Aim of the task:
When you repeat the records, keep every word exact and drop each picture.

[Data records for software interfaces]
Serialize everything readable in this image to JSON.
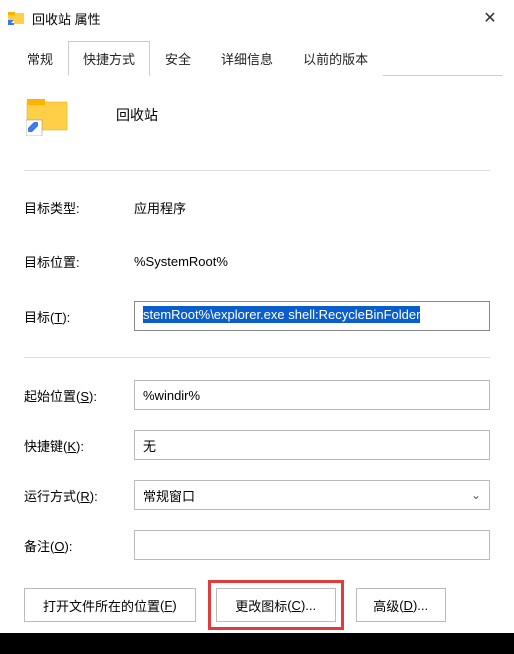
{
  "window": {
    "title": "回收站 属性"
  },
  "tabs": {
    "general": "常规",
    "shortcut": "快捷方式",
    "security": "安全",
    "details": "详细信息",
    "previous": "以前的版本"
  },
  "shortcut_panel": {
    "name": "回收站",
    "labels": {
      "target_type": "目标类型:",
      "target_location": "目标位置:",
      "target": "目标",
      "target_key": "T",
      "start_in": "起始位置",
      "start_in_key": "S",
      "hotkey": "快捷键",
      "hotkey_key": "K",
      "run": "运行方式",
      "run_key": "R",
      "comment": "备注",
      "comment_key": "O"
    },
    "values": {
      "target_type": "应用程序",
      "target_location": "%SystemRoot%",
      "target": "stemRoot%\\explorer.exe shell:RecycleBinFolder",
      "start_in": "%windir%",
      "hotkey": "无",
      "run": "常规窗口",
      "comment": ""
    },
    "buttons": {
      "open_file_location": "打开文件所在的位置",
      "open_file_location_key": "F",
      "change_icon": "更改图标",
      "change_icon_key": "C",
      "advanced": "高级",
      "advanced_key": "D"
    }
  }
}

Answer box:
Serialize everything readable in this image to JSON.
{
  "window": {
    "title": "回收站 属性"
  },
  "tabs": {
    "general": "常规",
    "shortcut": "快捷方式",
    "security": "安全",
    "details": "详细信息",
    "previous": "以前的版本"
  },
  "shortcut_panel": {
    "name": "回收站",
    "labels": {
      "target_type": "目标类型:",
      "target_location": "目标位置:",
      "target": "目标",
      "target_key": "T",
      "start_in": "起始位置",
      "start_in_key": "S",
      "hotkey": "快捷键",
      "hotkey_key": "K",
      "run": "运行方式",
      "run_key": "R",
      "comment": "备注",
      "comment_key": "O"
    },
    "values": {
      "target_type": "应用程序",
      "target_location": "%SystemRoot%",
      "target": "stemRoot%\\explorer.exe shell:RecycleBinFolder",
      "start_in": "%windir%",
      "hotkey": "无",
      "run": "常规窗口",
      "comment": ""
    },
    "buttons": {
      "open_file_location": "打开文件所在的位置",
      "open_file_location_key": "F",
      "change_icon": "更改图标",
      "change_icon_key": "C",
      "advanced": "高级",
      "advanced_key": "D"
    }
  }
}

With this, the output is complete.